In his book, The Elder and His Work, David Dickson (1821-1885) starts with a chapter called “The Importance of the Eldership.” There he briefly makes his case that the biblical office of elder “is absolutely necessary for a healthy and useful church” (p.26). He writes,
“We need no new machinery in the Christian church. It is all provided ready to our hand in the Presbyterian system. What we need is more motive-power to set it going and keep it going. We need the baptism of the Spirit to fill us elders with love and zeal, that we may labor in our office and that the work of our hands may be established.” (p.26)
How often do we in the church look for “new machinery” (i.e. new programs, gimmicks, etc.) to increase our influence and outreach, while neglecting or overlooking the gifts that Christ has given to His church in the offices which He has ordained (both elder and deacon)?
It is not without reason that one of the primary things that the Apostle Paul tasked Titus with doing in the churches in Crete was to appoint elders. In Titus 1:3 he writes,
“This is why I left you in Crete, so that you might put what remained into order, and appoint elders in every town as I directed you” (ESV).
Titus was to put things in order in the churches in Crete. And what was the first thing that came to Paul’s mind when he thought of a church being in good order? Elders. More precisely, a plurality of elders (i.e. more than one elder). It is not too much to say that in Paul’s mind, guided as he was by the Spirit of Christ, a church without elders was not properly in order, biblically-speaking.

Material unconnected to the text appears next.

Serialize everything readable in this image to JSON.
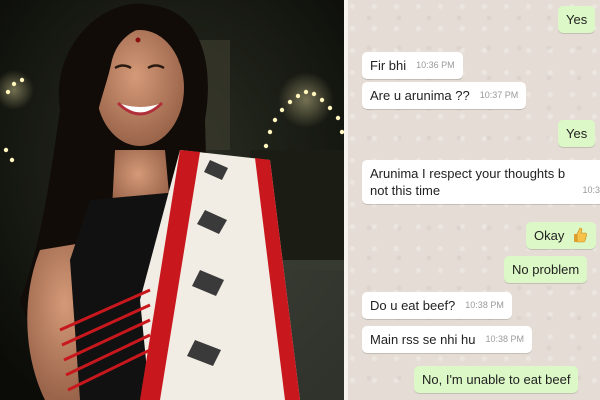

Do we think that highly of the office of elder? Do we think of elders as being utterly essential to the life, health, and usefulness of the church? If not, it is a sure indicator that we need to recover the biblical view of the nature, qualifications, and work of the office of elder. If we were to do that, the church would almost certainly be in a much healthier condition, and would be far more useful to the Lord.